==== PROVIDED MATERIAL

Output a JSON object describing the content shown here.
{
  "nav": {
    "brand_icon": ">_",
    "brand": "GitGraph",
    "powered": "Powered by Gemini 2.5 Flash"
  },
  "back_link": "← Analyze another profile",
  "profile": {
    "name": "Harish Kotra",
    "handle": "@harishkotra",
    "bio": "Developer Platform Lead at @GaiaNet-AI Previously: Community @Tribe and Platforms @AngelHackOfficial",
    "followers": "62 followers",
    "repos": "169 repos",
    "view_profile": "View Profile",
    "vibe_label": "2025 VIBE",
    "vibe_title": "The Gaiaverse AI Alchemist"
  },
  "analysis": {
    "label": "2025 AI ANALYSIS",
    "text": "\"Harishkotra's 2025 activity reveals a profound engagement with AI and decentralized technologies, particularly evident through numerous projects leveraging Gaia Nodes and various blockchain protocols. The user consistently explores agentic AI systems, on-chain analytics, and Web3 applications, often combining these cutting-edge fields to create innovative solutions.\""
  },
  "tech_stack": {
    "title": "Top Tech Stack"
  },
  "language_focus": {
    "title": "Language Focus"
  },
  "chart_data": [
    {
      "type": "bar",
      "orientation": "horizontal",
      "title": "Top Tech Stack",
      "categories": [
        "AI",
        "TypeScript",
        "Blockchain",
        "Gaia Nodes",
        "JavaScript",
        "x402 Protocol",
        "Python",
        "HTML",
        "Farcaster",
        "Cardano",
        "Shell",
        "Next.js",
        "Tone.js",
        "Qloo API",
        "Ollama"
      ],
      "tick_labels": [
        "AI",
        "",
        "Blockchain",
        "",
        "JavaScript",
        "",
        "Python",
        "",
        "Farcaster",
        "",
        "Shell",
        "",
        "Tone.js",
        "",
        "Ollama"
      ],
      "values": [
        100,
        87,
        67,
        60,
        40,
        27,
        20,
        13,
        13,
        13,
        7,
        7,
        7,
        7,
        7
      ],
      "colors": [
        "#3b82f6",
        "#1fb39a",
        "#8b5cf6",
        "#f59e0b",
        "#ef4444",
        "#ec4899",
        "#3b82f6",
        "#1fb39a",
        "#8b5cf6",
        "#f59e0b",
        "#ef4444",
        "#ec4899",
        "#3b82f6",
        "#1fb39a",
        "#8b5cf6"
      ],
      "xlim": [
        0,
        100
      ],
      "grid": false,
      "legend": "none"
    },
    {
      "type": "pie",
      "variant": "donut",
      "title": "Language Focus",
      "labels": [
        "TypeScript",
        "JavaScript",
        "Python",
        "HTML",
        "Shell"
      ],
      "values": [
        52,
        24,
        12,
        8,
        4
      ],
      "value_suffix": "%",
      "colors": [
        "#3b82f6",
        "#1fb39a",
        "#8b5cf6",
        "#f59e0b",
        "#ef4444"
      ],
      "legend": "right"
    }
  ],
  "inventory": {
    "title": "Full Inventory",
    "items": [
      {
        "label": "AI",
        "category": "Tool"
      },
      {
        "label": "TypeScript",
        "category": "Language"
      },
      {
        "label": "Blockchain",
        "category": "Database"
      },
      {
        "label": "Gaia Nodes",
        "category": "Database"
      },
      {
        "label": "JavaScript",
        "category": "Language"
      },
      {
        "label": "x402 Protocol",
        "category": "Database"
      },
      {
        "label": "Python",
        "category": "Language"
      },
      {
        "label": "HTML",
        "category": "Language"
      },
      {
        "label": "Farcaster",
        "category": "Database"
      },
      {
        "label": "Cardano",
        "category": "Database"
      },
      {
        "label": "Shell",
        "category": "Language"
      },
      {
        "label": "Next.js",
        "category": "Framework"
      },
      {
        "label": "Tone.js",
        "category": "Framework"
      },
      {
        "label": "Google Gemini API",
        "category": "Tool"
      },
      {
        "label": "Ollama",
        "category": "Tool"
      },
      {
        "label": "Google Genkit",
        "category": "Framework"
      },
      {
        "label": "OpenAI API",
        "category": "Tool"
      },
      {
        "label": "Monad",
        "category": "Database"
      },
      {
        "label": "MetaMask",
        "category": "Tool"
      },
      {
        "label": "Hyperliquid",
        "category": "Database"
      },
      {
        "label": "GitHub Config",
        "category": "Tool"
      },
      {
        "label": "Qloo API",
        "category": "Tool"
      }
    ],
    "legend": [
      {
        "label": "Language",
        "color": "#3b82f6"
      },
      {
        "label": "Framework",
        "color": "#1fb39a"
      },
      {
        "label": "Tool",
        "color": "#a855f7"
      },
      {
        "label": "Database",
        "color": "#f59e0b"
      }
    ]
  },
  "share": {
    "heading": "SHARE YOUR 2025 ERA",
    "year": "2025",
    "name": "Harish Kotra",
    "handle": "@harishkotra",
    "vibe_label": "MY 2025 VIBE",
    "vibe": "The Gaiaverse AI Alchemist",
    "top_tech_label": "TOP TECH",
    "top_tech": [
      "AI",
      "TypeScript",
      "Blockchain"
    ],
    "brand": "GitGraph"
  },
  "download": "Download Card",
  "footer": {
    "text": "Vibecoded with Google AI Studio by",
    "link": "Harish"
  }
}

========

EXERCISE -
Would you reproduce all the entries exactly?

ANSWER FOR THE TASK -
Output a JSON object describing the content shown here.
{
  "nav": {
    "brand_icon": ">_",
    "brand": "GitGraph",
    "powered": "Powered by Gemini 2.5 Flash"
  },
  "back_link": "← Analyze another profile",
  "profile": {
    "name": "Harish Kotra",
    "handle": "@harishkotra",
    "bio": "Developer Platform Lead at @GaiaNet-AI Previously: Community @Tribe and Platforms @AngelHackOfficial",
    "followers": "62 followers",
    "repos": "169 repos",
    "view_profile": "View Profile",
    "vibe_label": "2025 VIBE",
    "vibe_title": "The Gaiaverse AI Alchemist"
  },
  "analysis": {
    "label": "2025 AI ANALYSIS",
    "text": "\"Harishkotra's 2025 activity reveals a profound engagement with AI and decentralized technologies, particularly evident through numerous projects leveraging Gaia Nodes and various blockchain protocols. The user consistently explores agentic AI systems, on-chain analytics, and Web3 applications, often combining these cutting-edge fields to create innovative solutions.\""
  },
  "tech_stack": {
    "title": "Top Tech Stack"
  },
  "language_focus": {
    "title": "Language Focus"
  },
  "chart_data": [
    {
      "type": "bar",
      "orientation": "horizontal",
      "title": "Top Tech Stack",
      "categories": [
        "AI",
        "TypeScript",
        "Blockchain",
        "Gaia Nodes",
        "JavaScript",
        "x402 Protocol",
        "Python",
        "HTML",
        "Farcaster",
        "Cardano",
        "Shell",
        "Next.js",
        "Tone.js",
        "Qloo API",
        "Ollama"
      ],
      "tick_labels": [
        "AI",
        "",
        "Blockchain",
        "",
        "JavaScript",
        "",
        "Python",
        "",
        "Farcaster",
        "",
        "Shell",
        "",
        "Tone.js",
        "",
        "Ollama"
      ],
      "values": [
        100,
        87,
        67,
        60,
        40,
        27,
        20,
        13,
        13,
        13,
        7,
        7,
        7,
        7,
        7
      ],
      "colors": [
        "#3b82f6",
        "#1fb39a",
        "#8b5cf6",
        "#f59e0b",
        "#ef4444",
        "#ec4899",
        "#3b82f6",
        "#1fb39a",
        "#8b5cf6",
        "#f59e0b",
        "#ef4444",
        "#ec4899",
        "#3b82f6",
        "#1fb39a",
        "#8b5cf6"
      ],
      "xlim": [
        0,
        100
      ],
      "grid": false,
      "legend": "none"
    },
    {
      "type": "pie",
      "variant": "donut",
      "title": "Language Focus",
      "labels": [
        "TypeScript",
        "JavaScript",
        "Python",
        "HTML",
        "Shell"
      ],
      "values": [
        52,
        24,
        12,
        8,
        4
      ],
      "value_suffix": "%",
      "colors": [
        "#3b82f6",
        "#1fb39a",
        "#8b5cf6",
        "#f59e0b",
        "#ef4444"
      ],
      "legend": "right"
    }
  ],
  "inventory": {
    "title": "Full Inventory",
    "items": [
      {
        "label": "AI",
        "category": "Tool"
      },
      {
        "label": "TypeScript",
        "category": "Language"
      },
      {
        "label": "Blockchain",
        "category": "Database"
      },
      {
        "label": "Gaia Nodes",
        "category": "Database"
      },
      {
        "label": "JavaScript",
        "category": "Language"
      },
      {
        "label": "x402 Protocol",
        "category": "Database"
      },
      {
        "label": "Python",
        "category": "Language"
      },
      {
        "label": "HTML",
        "category": "Language"
      },
      {
        "label": "Farcaster",
        "category": "Database"
      },
      {
        "label": "Cardano",
        "category": "Database"
      },
      {
        "label": "Shell",
        "category": "Language"
      },
      {
        "label": "Next.js",
        "category": "Framework"
      },
      {
        "label": "Tone.js",
        "category": "Framework"
      },
      {
        "label": "Google Gemini API",
        "category": "Tool"
      },
      {
        "label": "Ollama",
        "category": "Tool"
      },
      {
        "label": "Google Genkit",
        "category": "Framework"
      },
      {
        "label": "OpenAI API",
        "category": "Tool"
      },
      {
        "label": "Monad",
        "category": "Database"
      },
      {
        "label": "MetaMask",
        "category": "Tool"
      },
      {
        "label": "Hyperliquid",
        "category": "Database"
      },
      {
        "label": "GitHub Config",
        "category": "Tool"
      },
      {
        "label": "Qloo API",
        "category": "Tool"
      }
    ],
    "legend": [
      {
        "label": "Language",
        "color": "#3b82f6"
      },
      {
        "label": "Framework",
        "color": "#1fb39a"
      },
      {
        "label": "Tool",
        "color": "#a855f7"
      },
      {
        "label": "Database",
        "color": "#f59e0b"
      }
    ]
  },
  "share": {
    "heading": "SHARE YOUR 2025 ERA",
    "year": "2025",
    "name": "Harish Kotra",
    "handle": "@harishkotra",
    "vibe_label": "MY 2025 VIBE",
    "vibe": "The Gaiaverse AI Alchemist",
    "top_tech_label": "TOP TECH",
    "top_tech": [
      "AI",
      "TypeScript",
      "Blockchain"
    ],
    "brand": "GitGraph"
  },
  "download": "Download Card",
  "footer": {
    "text": "Vibecoded with Google AI Studio by",
    "link": "Harish"
  }
}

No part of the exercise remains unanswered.